The FTC stance is clear, concise, and correct. "If a company markets privacy and security as key selling points in pitching its services to consumers, it is critical that it keep those promises," said FTC chairwoman Edith Ramirez.

The leaders in the next wave of privacy will come from companies that build privacy-by-design into the foundation of their wares. In doing so, it will not only protect us all, but also establish a pecking order to prevent oversights such as what happened to TRUSTe. These leaders will be in step with real online privacy advocates such as Sir Tim Berners-Lee, the inventor of the World Wide Web, Cullen Hoback (director of Terms and Conditions May Apply), and others. Both gentlemen, by the way, are on the Advisory Board of MeWe, the revolutionary social network built with privacy by design.

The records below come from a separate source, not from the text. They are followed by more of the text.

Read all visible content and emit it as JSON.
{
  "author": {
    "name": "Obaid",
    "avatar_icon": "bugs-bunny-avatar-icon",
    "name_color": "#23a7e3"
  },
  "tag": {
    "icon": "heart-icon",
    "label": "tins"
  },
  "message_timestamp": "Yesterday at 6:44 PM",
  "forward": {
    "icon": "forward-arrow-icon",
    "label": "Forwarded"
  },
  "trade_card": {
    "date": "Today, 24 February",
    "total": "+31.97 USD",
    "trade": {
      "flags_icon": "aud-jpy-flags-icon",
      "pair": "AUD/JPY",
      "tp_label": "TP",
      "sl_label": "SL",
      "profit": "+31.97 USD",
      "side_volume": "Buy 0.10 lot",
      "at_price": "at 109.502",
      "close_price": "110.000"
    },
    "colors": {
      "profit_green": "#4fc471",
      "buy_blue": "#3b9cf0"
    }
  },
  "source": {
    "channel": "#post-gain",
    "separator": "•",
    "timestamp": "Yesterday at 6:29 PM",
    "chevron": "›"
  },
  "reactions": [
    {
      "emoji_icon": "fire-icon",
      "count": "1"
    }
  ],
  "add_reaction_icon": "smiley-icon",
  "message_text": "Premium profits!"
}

People like Berners-Lee and Hoback, along with Max Schrems in Europe and others, are the real heroes who support the essential human right to privacy, the right to be forgotten, and the Fourth Amendment. Maybe therein lies the lesson. When it comes to selecting the company that serves up our communication technology, don't follow the engineering leader who places profits first and ethics second; but rather choose the thought leaders who take action to build conscious capitalist enterprises that truly benefit humanity which in turn provides for a deserved and earned profit.